Published 11:24 pm Tuesday, October 7, 2008

The recent opening of the Franklin Visitor Center in the renovated train depot is a feather in the cap of a downtown district that continues to rebound from two floods.

Smiles were plentiful at the Sept. 25 ribbon-cutting ceremony — and for good reason. The collaborative effort of the city, CDX Railroad and government funding partners was long and tedious. Though the project was conceived soon after the flood of 1999 as a revitalization strategy for downtown, it took nearly a decade to see it to fruition. Champions of the project, including Mayor Jim Councill, are rightfully proud of its completion.

“The road was long but crowded with people who wanted to do something good for Franklin,” said Kurt Cooper of project engineer Kimley-Horn and Associates.

The renovation project has several benefits.

First, it preserves an important slice of Franklin’s history. The railroad depot in the 19th century was the centerpiece of a thriving commercial district. It’s important for current and future residents to understand our community’s history and the institutions that shaped it. To be able to see and experience a prominent piece of that history is priceless.

Second, the renovation converted a downtown eyesore into a beautiful, vibrant building. The value of such conversions for the downtown district’s image cannot be overstated.

The key now is to make the depot more than just a pretty building. Putting the offices of the Franklin Downtown Association in the facility was a good start. To achieve its full potential, however, the depot must become a full-fledged visitors center that becomes a Grand Central Station of sorts for outsiders who stop in our fair city.
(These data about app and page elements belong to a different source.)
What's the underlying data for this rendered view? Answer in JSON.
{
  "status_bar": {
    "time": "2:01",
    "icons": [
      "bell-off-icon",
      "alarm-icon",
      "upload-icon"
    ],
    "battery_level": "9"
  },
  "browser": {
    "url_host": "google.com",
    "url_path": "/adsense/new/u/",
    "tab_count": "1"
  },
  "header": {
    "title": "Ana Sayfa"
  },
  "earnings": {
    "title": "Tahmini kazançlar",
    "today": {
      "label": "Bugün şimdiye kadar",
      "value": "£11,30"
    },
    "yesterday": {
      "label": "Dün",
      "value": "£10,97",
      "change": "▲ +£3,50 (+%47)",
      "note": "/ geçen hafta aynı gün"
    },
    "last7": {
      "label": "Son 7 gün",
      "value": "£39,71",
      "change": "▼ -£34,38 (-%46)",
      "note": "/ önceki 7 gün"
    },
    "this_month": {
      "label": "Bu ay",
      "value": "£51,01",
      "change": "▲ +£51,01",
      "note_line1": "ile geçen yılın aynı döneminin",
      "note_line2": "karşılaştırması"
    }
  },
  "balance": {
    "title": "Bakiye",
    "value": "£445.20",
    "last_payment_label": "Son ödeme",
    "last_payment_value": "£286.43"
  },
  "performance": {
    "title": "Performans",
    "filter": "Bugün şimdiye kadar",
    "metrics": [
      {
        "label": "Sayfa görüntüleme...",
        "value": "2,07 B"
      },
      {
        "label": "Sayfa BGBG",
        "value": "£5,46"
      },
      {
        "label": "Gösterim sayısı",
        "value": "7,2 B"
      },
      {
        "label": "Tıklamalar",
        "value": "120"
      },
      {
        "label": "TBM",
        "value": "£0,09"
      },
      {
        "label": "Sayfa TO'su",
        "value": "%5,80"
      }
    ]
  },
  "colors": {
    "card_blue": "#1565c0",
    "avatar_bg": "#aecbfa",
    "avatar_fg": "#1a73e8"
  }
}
That requires being open on Saturday, when visitors are most likely to be in Franklin. It may be impractical in these tight budgetary times to staff the depot with paid workers on the weekend, but an aggressive effort involving civic organizations and senior-citizen groups should produce enough volunteers to allow the facility to open for at least a few hours every Saturday.